■ **SOURCE DATA**
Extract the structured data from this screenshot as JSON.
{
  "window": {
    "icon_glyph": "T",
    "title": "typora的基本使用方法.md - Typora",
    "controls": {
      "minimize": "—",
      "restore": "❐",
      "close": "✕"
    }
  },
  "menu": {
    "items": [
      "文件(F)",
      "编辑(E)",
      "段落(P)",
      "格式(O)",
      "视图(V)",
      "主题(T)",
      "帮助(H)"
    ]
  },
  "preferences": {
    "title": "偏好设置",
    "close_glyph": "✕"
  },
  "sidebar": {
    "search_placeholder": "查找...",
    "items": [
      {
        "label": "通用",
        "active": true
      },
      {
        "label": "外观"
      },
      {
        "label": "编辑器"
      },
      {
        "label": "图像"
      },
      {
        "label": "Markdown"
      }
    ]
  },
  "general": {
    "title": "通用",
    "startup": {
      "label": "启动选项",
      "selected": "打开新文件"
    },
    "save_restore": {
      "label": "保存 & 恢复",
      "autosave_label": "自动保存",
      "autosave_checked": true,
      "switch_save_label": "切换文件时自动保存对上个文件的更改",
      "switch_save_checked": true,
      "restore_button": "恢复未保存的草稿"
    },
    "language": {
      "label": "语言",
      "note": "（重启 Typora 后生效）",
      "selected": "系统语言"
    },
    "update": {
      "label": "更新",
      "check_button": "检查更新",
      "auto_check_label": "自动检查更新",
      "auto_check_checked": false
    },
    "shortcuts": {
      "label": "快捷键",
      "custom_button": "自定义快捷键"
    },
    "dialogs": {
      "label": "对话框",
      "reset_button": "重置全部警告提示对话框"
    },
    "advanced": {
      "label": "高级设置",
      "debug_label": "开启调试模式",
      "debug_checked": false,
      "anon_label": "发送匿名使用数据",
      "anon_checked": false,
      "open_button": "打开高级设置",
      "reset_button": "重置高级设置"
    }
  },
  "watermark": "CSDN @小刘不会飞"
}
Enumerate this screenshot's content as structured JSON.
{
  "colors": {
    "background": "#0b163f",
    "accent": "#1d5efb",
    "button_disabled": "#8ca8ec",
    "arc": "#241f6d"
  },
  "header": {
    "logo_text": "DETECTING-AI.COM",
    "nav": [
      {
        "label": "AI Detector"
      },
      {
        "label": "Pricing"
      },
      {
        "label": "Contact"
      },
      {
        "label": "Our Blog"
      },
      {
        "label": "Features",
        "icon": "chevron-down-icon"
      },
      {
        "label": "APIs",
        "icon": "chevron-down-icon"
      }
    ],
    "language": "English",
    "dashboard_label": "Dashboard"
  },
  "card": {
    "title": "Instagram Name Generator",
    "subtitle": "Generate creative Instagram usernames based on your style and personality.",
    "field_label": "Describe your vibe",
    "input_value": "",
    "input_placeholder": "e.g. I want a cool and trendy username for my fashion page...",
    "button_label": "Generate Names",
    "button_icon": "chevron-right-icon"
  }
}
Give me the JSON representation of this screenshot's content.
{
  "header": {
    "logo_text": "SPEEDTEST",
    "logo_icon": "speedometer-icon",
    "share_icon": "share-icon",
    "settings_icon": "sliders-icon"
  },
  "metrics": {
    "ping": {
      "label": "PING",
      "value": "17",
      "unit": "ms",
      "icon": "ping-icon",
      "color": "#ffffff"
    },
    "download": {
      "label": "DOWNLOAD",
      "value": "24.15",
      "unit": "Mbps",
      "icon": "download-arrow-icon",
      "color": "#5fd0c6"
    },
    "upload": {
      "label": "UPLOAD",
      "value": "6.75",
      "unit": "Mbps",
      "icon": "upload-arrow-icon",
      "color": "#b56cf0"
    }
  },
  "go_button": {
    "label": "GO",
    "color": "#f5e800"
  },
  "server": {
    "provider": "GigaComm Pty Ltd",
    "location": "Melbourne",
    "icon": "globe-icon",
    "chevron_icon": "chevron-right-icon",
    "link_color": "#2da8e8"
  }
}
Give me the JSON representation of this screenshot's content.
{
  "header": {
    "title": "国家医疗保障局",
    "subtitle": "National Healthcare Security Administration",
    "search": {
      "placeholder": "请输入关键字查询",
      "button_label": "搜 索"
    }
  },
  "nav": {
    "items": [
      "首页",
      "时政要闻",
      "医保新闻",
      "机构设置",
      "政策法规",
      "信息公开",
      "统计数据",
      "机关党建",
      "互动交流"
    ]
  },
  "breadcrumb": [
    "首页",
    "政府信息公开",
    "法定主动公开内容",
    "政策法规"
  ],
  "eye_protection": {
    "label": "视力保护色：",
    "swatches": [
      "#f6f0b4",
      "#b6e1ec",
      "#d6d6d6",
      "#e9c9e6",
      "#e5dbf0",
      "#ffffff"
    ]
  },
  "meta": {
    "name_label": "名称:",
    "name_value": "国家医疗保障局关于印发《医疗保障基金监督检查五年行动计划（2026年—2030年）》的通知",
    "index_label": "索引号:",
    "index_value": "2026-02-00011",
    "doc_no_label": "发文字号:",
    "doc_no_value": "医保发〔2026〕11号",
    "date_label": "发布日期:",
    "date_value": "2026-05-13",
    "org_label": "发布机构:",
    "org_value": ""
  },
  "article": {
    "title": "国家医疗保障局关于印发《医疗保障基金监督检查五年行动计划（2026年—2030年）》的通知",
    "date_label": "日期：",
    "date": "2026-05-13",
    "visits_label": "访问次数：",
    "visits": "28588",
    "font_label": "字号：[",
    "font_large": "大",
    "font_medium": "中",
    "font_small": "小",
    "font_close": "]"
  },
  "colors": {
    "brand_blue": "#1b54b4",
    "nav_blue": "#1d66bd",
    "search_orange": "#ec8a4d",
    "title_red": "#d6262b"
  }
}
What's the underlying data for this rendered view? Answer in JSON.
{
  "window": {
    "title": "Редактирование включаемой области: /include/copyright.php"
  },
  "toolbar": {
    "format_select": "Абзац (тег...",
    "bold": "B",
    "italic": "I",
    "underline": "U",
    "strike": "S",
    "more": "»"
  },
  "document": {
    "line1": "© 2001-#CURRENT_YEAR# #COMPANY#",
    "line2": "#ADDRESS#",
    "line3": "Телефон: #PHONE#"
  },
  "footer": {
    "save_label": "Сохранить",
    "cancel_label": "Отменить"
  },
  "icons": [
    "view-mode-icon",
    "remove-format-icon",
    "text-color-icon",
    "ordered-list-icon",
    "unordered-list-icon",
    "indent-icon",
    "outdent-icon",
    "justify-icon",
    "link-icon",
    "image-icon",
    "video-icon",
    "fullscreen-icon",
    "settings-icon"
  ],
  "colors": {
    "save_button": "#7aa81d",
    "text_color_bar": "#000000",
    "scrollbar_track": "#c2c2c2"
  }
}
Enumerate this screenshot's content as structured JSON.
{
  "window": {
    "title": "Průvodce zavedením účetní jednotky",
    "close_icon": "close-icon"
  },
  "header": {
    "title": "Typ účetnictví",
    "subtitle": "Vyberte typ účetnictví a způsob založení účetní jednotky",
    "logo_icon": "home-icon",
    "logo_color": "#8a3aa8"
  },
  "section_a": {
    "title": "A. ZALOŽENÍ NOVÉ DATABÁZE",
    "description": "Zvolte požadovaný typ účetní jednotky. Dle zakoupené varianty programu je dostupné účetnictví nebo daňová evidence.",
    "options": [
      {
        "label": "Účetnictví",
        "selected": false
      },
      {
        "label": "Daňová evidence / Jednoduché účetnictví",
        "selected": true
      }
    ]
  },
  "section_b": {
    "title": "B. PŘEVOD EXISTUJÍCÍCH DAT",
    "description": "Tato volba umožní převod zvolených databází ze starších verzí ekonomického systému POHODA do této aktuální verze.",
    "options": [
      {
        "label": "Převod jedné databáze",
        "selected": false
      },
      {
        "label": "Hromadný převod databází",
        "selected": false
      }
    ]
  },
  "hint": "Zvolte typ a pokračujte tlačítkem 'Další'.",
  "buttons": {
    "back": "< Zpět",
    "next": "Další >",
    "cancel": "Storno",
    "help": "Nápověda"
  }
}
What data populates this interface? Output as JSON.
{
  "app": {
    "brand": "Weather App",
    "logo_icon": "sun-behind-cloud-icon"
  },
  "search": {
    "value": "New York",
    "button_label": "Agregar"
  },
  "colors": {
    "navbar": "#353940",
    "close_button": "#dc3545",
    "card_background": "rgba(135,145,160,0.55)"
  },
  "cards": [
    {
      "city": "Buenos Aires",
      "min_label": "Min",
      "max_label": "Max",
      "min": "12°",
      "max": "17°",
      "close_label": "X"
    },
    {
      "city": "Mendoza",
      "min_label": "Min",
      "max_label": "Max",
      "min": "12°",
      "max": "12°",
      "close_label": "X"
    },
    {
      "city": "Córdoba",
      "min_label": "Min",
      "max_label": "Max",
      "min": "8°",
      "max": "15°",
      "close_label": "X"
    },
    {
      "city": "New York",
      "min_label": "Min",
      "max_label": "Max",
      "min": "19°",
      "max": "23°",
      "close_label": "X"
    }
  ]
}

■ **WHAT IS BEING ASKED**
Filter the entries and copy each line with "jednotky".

■ **ANSWER BOX**
    "title": "Průvodce zavedením účetní jednotky",
    "subtitle": "Vyberte typ účetnictví a způsob založení účetní jednotky",
    "description": "Zvolte požadovaný typ účetní jednotky. Dle zakoupené varianty programu je dostupné účetnictví nebo daňová evidence.",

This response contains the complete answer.